The graffiti cataloged by the project reflects some common and universal themes. Among the drawings the team has discovered or documented, there are many drawings of boats and hunting, but there are also graffiti that seem remarkably contemporary: drawings of gladiators, the sports heroes of the day—sometimes with just a characteristic helmet, a visual synecdoche for the full man.
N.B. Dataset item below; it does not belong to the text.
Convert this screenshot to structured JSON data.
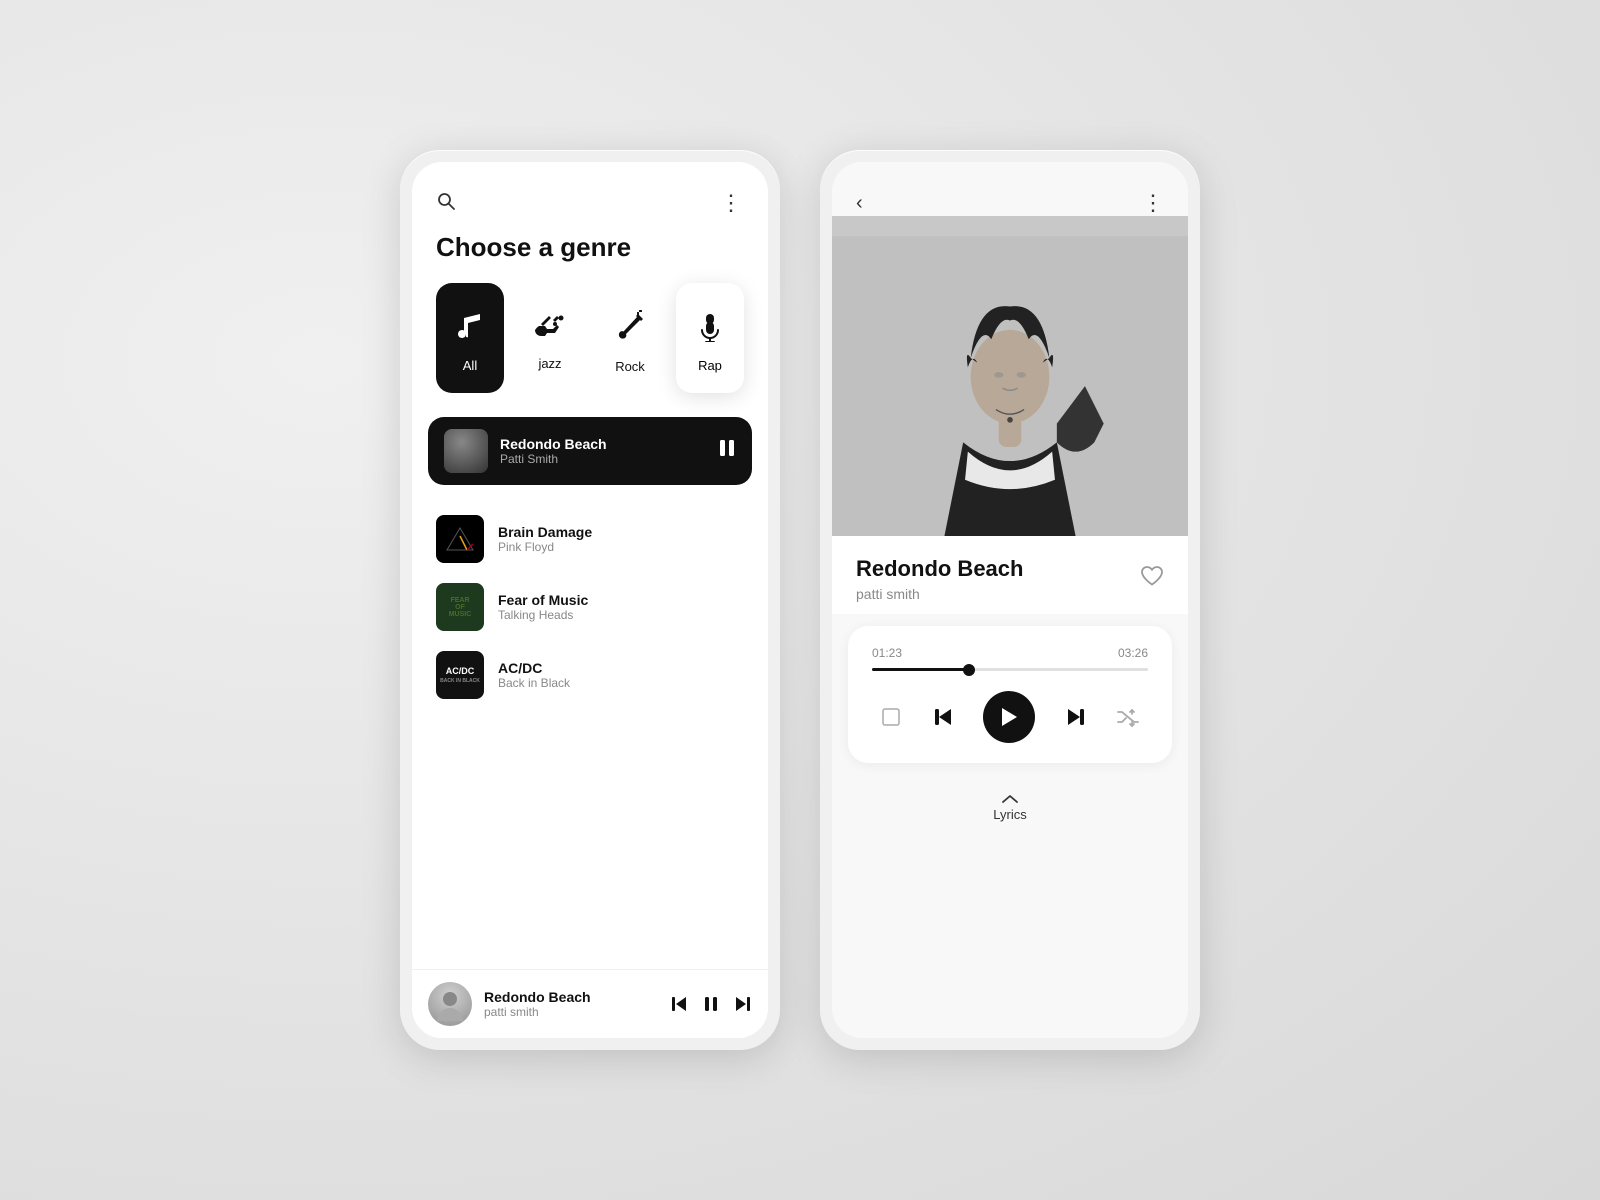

And then there is the “stand your ground” nature of the graffito about self-protection, a common theme in contemporary American life.

Then there is bathroom humor, written in a latrine: “Apollinaris, the doctor of the emperor Titus, defecated here well.” [Apollinaris medicus Titi imperatoris hic cacavit bene] 

“This one shows that not much has changed in the last 2,000 years,” DiBiasie says.

The Ancient Graffiti Project is a prime example of a new area of scholarship called Digital Humanities, where software aids scholars with tasks that were previously completed through other means and often makes new understanding of old subjects possible.

“This project was amazing,” says Sara Minnear, C’16, who was part of the team this summer, along with fellow students Grace Gibson, C’17, and Katherine Handloser, C’19. “The faculty were great, and they gave us access to cutting-edge tools.” In fact, the Herculaneum Graffiti Project was the first research group to use Reflective Transformation Imaging (RTI) in Herculaneum.

RTI was just one tool used by the team. It involves taking a series of photographs from a fixed point but with light shining on the object from different directions. The series of images are combined into a composite file on the computer so the user can find the angle that shows the graffito best. Raking light, or light from an oblique angle, was also a technique students used to find graffiti. Looking at a section of plaster wall where previous researchers had cataloged graffiti that the team wanted to digitize, they would shine flashlights at various angles to kick up shadows of inscriptions.

The researchers worked on site every morning during their stay in Herculaneum. Then, after lunch, they cataloged and processed the work they had done in the morning. The project involved using a combination of traditional recording techniques on paper as well as new technologies, such as computational photography and photogrammetry. One technology involved using an image on an iPad to trace over graffiti on the touchscreen to give a clear representation of a graffito that might be difficult to make out.

“We are just really interested in the full range of ways we can interact with this site,” says DiBiasie. “So when we find out about a new technique, we want to try it out. We’re hoping to present a conference paper on the iPad portion of the project later this year.”

Those digital tools are coming just in time. Much of the site at Herculaneum is open to rain and sun, and both Herculaneum and Pompeii are heavily visited. While the sites are working to prevent modern graffiti, which are also ubiquitous there, researchers are having to work hard to hold on to a past that had previously been preserved by a Plinian tragedy.

Sunlight, rain, the fingers and hands of tourists all take their toll, but the digital project being completed by DiBiasie, her colleagues, and her students will keep this resource safe for scholars for many years to come.

Access the Ancient Graffiti Project.